## GIVEN RECORDS
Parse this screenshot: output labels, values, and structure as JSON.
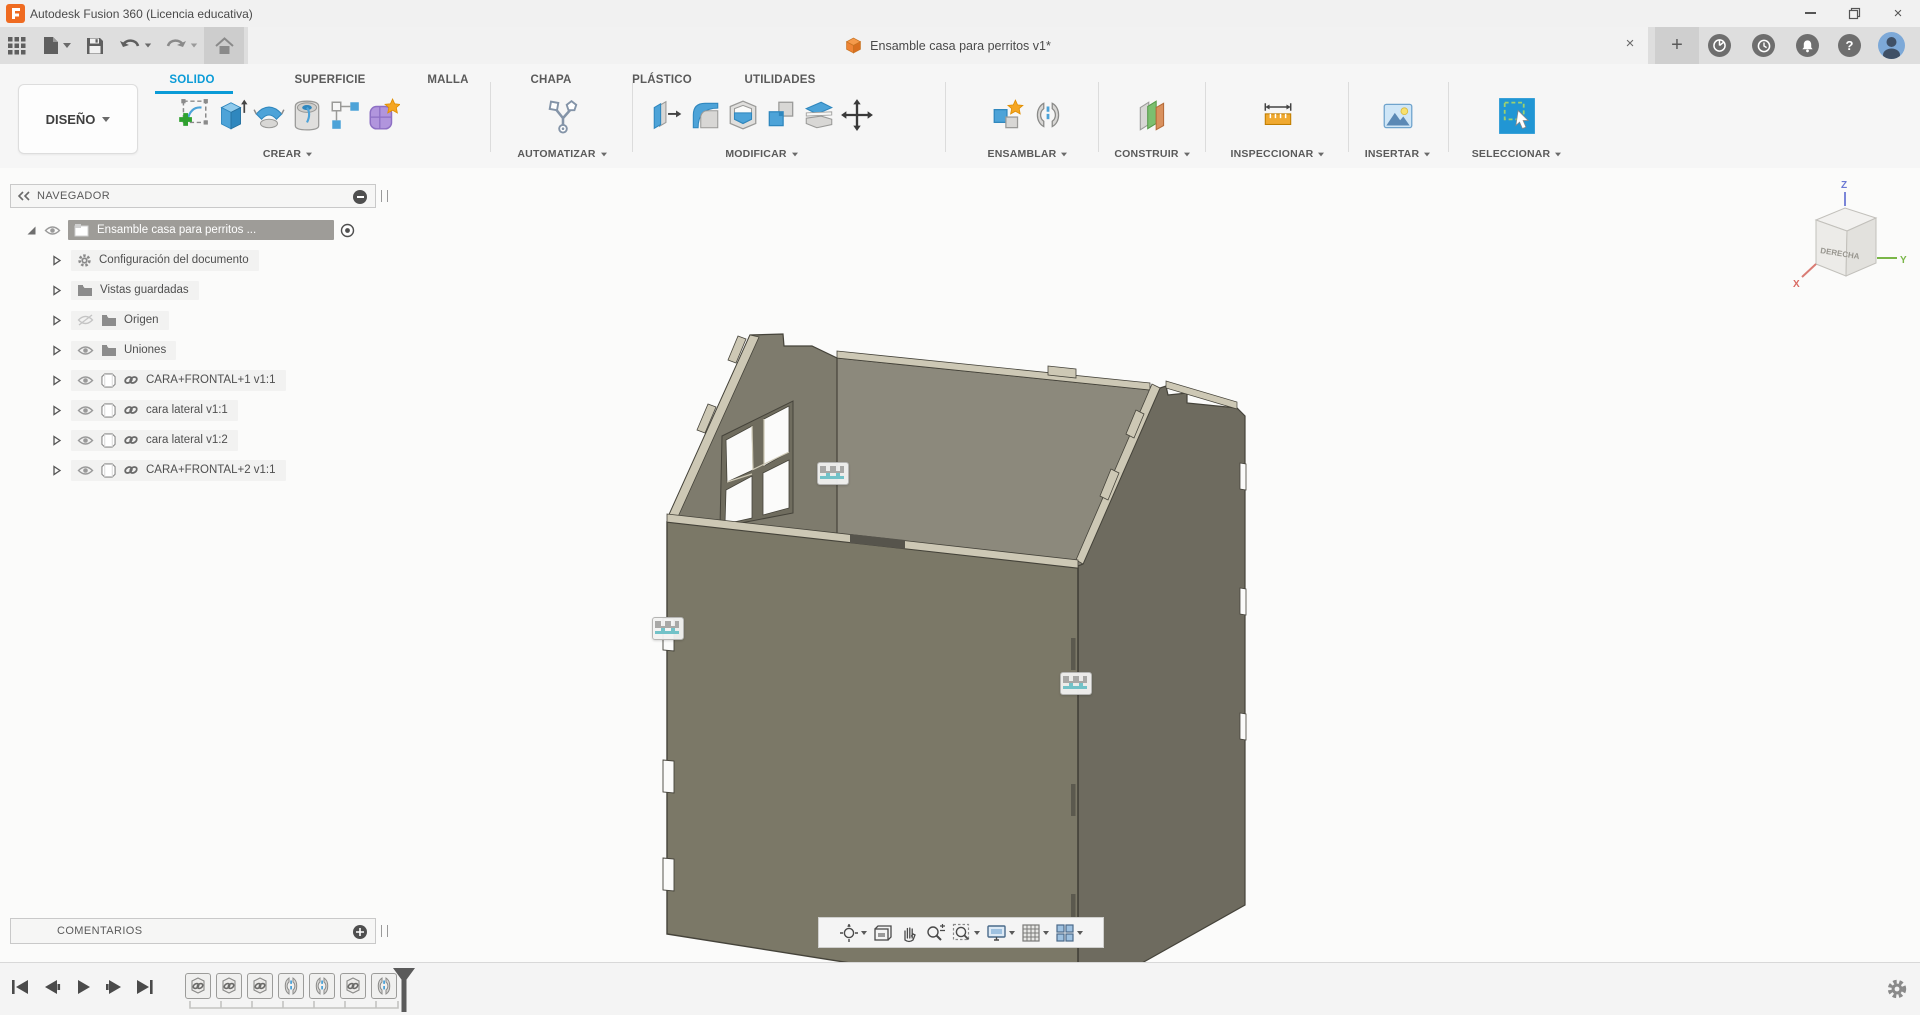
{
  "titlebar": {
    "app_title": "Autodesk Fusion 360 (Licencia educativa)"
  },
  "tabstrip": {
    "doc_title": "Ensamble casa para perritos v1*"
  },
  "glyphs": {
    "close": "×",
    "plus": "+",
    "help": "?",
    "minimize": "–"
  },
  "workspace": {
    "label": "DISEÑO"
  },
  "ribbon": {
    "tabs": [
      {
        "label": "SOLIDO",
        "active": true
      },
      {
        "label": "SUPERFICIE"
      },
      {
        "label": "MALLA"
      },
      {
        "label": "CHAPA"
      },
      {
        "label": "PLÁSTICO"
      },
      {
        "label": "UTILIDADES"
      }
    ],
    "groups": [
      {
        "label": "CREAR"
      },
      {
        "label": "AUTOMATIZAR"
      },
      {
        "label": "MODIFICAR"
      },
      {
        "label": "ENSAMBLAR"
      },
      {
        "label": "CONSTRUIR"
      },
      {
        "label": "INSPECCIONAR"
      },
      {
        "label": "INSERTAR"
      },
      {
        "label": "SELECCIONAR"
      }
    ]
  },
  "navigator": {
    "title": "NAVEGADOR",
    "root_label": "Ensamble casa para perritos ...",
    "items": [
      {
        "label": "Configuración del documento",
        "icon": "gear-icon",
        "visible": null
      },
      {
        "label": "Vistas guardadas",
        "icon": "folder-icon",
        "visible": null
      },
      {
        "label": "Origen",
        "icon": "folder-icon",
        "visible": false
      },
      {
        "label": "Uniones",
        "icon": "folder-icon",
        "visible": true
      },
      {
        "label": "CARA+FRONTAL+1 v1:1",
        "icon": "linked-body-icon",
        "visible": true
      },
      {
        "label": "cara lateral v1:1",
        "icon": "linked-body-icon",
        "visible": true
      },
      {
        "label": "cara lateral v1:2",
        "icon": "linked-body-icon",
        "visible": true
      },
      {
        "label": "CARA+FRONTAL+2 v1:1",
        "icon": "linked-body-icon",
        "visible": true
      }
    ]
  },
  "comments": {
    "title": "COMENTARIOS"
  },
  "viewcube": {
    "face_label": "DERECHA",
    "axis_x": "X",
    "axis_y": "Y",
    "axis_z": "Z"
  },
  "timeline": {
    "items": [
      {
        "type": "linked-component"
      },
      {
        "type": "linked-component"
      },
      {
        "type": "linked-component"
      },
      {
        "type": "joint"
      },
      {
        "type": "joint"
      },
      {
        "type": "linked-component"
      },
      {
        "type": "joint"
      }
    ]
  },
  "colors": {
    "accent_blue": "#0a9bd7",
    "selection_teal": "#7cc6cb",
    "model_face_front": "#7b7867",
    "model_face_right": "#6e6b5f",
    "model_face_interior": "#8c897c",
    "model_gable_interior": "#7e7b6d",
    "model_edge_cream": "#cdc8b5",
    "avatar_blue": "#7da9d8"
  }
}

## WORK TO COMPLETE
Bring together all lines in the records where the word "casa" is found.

## RESPONSE BOX
    "doc_title": "Ensamble casa para perritos v1*"
    "root_label": "Ensamble casa para perritos ...",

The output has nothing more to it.